Looking back, some of the things that I did, especially in my younger days, were foolhardy, indiscrete, dangerous and downright stupid. (I am still capable of doing stupid things. Just ask my wife.)
I’ve learned that what doesn’t kill you makes you stronger. Except for bears. Bears will kill you.
What Companies and Communities Want
A good portion of my travels have come about because of my consulting practice. For those who do not know, I do corporate site selection, location analysis for companies. I also do economic development consulting for communities. I enjoy both.
What is almost a universal truth is that companies, whatever their industry group, want to be in places that best suit them in terms of efficient operations and profitability. And communities want quality of life and good paying jobs.
Making the Fit
My job typically is to match and marry the wants and needs of Corporate America with that of Main Street America. Making the fit right both for company and community is a primary concern and a win for all.
Companies hire us because they rightly understand that site selection/location analysis is not a core strength for them. If they attempt it on their own, they will make a royal mess of it. (See Why Companies Should Outsource Site Selection)
Economic development organizations hire us because they often cannot see the forest because of the trees, and they are in need of a plan. I always liked the saying by fame oilman T. Boone Pickens: “A fool with a plan can outsmart a genius with no plan any day.”
My advice to communities that want to be an active player in economic development: Get a plan.
With All Due Respect, Governor
If I were advising the governor of any state on matters of business climate, I would urge that he or she double down on education, especially vocational education, to ensure that a pipeline of talent is available and ready for the jobs of the future.
Education and workforce development go hand in glove. And it is the lifeblood for all communities, big or small. People are a resource.
I would also urge any governor of any political persuasion to take a long hard look at the regulatory climate in his or her state. Red tape, unnecessary regulations, truly is a cost burden on American businesses, and it is detrimental to our nation’s competitive position in the world.
The same goes with taxes. Certainly taxes are needed to fund and operate government. But tax rates should not be so high as to make U.S. businesses want to escape one jurisdiction for another. Witness GE leaving Connecticut. Witness the U.S. with tax inversions.
Finally, if I were advising any governor in any state, I would say to be watchful for and vigilant against any legislation that would disenfranchise any citizens of their civil rights.

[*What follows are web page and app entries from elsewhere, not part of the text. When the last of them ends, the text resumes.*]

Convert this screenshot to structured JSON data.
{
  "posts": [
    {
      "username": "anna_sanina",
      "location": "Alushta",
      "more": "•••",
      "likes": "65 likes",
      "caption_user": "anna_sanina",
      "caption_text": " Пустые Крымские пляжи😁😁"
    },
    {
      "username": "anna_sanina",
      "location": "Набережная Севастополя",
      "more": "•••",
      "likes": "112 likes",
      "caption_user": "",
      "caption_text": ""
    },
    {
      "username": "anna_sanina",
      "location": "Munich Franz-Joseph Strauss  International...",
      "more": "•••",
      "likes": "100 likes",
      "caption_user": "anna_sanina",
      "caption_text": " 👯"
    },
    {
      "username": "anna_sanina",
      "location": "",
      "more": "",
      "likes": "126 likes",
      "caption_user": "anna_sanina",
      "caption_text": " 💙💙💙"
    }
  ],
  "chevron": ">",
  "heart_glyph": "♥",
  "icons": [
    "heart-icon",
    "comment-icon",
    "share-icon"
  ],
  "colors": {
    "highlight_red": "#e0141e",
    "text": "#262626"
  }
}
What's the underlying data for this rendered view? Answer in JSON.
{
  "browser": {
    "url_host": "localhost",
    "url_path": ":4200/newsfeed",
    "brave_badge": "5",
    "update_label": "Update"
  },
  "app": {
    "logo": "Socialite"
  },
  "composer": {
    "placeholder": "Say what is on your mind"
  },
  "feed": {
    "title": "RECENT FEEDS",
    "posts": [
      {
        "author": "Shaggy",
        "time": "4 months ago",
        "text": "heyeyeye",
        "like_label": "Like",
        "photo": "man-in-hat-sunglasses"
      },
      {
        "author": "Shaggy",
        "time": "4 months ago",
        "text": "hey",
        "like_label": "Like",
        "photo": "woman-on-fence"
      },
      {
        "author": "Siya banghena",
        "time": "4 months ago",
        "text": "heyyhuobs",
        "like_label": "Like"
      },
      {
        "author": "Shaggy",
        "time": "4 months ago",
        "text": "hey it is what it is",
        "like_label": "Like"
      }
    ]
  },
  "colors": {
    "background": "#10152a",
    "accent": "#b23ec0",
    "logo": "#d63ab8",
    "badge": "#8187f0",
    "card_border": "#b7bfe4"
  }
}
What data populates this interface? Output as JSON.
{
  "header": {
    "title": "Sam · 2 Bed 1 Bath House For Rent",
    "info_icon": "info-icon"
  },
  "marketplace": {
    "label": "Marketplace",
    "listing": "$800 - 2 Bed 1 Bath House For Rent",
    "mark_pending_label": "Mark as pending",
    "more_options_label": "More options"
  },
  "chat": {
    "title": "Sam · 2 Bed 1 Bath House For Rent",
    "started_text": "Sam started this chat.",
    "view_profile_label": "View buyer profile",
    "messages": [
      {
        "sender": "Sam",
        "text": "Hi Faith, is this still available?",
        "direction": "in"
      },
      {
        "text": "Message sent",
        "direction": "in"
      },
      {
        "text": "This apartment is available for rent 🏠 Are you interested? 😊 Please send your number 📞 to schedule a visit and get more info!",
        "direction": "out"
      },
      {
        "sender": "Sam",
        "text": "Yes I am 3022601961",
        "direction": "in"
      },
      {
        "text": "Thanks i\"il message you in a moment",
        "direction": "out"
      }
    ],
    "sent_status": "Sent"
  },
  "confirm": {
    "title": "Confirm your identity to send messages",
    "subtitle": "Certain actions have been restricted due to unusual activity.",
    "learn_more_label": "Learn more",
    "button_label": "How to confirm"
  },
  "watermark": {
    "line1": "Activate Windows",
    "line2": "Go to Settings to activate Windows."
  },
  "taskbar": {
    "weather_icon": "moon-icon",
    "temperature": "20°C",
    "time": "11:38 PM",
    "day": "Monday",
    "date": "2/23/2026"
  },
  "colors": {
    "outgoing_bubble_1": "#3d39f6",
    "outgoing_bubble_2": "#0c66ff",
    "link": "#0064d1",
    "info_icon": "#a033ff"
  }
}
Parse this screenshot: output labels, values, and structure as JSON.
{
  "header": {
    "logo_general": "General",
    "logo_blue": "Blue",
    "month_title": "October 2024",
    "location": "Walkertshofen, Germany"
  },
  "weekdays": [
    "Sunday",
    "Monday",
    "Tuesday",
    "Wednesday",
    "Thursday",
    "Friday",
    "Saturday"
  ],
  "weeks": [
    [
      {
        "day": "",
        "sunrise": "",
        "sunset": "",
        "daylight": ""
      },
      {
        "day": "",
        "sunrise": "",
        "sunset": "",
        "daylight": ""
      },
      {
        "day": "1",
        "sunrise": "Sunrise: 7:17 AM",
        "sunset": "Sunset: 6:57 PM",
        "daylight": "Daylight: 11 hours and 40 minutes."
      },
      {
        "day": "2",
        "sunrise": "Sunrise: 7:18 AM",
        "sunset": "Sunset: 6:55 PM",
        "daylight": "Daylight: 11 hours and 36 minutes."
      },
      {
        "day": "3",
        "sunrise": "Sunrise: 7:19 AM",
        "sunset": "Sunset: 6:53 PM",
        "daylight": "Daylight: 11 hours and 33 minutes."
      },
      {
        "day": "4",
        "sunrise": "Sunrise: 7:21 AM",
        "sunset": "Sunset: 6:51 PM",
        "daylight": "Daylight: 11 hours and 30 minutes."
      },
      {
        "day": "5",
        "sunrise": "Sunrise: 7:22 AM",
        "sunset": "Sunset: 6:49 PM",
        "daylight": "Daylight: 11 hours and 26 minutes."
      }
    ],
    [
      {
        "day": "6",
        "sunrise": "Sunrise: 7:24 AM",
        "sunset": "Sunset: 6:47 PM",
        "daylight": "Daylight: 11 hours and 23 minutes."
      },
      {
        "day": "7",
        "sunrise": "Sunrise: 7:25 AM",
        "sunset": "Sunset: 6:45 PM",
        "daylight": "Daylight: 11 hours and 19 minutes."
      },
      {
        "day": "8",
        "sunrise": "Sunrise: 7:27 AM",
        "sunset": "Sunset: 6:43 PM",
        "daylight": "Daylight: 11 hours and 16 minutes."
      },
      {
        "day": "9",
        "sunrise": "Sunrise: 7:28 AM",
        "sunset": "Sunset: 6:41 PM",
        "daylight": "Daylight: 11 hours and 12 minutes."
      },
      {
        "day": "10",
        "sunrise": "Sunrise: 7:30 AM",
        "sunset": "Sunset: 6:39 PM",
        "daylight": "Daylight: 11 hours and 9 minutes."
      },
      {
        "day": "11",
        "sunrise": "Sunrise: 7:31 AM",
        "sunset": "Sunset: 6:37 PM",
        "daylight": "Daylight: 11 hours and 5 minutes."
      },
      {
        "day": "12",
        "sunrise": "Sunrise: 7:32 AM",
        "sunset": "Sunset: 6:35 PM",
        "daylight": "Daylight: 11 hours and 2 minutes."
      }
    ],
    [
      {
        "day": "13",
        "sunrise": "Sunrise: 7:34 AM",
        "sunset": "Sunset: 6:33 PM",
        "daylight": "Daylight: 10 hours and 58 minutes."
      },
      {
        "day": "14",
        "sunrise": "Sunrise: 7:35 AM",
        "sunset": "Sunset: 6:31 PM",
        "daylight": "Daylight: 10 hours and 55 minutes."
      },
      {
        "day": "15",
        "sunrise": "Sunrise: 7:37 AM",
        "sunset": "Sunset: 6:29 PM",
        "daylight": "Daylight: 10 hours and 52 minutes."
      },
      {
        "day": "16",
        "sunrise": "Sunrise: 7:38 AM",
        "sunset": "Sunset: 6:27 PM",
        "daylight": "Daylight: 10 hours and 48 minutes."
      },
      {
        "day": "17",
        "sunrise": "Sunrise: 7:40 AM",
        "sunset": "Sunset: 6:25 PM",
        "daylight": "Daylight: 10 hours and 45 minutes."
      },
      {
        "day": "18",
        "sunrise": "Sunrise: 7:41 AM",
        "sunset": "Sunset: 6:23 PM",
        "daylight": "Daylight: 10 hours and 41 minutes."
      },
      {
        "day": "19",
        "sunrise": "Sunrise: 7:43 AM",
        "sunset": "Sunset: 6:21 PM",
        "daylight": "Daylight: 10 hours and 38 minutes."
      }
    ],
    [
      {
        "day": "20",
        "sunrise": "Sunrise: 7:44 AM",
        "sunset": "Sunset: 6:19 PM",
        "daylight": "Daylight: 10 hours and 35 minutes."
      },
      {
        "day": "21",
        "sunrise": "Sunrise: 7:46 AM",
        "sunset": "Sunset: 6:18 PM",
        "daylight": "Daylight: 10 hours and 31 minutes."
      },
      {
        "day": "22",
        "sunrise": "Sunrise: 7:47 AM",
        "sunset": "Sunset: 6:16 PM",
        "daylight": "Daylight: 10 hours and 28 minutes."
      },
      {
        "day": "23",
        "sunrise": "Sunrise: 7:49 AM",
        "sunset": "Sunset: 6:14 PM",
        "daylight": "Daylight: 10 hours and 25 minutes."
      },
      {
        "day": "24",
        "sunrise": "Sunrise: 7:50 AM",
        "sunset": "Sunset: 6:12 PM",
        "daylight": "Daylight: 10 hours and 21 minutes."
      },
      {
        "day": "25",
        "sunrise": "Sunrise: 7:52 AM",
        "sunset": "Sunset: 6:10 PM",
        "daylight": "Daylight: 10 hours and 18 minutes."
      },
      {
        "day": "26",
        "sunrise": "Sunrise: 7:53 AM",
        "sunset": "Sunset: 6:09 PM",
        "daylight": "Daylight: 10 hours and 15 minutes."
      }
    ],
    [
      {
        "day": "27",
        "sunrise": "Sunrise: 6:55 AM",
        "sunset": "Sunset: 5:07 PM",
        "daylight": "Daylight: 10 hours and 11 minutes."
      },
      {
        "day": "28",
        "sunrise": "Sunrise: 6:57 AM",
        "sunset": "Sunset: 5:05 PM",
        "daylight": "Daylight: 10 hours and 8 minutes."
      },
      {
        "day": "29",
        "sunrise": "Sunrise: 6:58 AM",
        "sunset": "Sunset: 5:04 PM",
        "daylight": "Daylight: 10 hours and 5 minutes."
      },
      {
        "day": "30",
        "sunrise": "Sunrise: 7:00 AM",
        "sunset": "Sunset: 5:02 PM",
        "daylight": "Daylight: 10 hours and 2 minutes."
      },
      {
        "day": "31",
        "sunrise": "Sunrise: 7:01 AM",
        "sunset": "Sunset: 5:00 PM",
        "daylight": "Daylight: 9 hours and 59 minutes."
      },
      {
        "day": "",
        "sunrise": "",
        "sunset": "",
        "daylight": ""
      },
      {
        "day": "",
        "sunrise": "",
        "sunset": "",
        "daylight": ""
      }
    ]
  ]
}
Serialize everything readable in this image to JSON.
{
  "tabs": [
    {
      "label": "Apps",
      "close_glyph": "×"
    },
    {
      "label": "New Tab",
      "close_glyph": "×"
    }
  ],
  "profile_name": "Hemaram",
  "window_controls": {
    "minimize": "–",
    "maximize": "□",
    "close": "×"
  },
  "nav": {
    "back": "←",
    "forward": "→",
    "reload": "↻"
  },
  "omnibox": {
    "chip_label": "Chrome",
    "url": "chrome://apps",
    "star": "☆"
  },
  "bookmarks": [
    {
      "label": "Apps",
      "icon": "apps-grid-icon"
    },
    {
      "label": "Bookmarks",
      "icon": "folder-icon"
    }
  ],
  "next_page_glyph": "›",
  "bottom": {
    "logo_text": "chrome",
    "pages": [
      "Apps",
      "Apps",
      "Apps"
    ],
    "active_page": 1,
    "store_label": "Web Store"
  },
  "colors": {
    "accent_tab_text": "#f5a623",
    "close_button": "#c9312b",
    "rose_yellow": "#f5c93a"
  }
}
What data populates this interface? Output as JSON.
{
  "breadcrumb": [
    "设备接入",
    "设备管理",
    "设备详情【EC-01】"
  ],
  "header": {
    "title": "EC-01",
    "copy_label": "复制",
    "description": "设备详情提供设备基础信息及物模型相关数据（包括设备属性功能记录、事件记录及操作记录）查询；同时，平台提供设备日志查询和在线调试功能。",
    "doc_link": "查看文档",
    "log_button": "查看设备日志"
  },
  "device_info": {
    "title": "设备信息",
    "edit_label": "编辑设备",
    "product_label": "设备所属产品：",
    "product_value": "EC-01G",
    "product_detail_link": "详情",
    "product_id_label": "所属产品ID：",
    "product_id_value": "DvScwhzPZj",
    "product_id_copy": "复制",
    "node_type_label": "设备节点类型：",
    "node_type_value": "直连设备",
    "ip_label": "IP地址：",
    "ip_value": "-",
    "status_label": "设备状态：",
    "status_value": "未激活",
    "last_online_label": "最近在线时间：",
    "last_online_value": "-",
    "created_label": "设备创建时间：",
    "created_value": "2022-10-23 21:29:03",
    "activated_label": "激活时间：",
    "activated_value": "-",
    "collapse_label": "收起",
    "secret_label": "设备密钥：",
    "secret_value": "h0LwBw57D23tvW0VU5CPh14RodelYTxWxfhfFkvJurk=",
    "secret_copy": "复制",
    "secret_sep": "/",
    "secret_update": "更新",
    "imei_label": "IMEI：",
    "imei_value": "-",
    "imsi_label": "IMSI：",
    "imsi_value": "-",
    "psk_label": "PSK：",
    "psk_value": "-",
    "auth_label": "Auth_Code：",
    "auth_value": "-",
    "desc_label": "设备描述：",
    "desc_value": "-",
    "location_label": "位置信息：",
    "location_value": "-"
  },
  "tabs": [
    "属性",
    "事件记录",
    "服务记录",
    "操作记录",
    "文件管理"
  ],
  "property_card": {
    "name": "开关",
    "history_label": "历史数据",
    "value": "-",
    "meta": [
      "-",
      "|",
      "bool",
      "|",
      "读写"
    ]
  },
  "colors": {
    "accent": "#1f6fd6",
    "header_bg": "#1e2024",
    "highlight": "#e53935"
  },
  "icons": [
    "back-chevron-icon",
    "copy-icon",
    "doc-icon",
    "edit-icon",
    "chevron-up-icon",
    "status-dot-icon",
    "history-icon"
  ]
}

I would base that recommendation partly on the sentiments of millennials, who will take over the reins of power, and partly of that of Corporate America, which is looking to millennials as their main focus in terms of workforce and buying power.
As I wrote in my blog last week (and the week before), discrimination is bad for business and it certainly is bad for attraction and retention of talent. Bigotry is a lost cause, but some still cling to it. Amazingly, some are state legislators.
There is a chance that Missouri and Tennessee could join North Carolina and Mississippi in the Dumb and Dumber Club by passing “religious freedom” bills into law that would essentially sanction discrimination against gay people.
I don’t think that would be a wise move, but I have come to believe what Abba Eban, an Israeli politician and diplomat, said: “Men and nations behave wisely when they have exhausted all other resources.”
So in the end, I am an optimist. From Maine to California, from Canada to Mexico, I see strength and wisdom in the American people. Never bet against this country. We will get it right, even if it is a bumpy ride at times.
I’ll see you down the road.
Dean Barber is the president/CEO of Barber Business Advisors, LLC, a location advisory and economic development consulting firm based in Dallas. He can be reached at email@example.com or at 972-890-3733.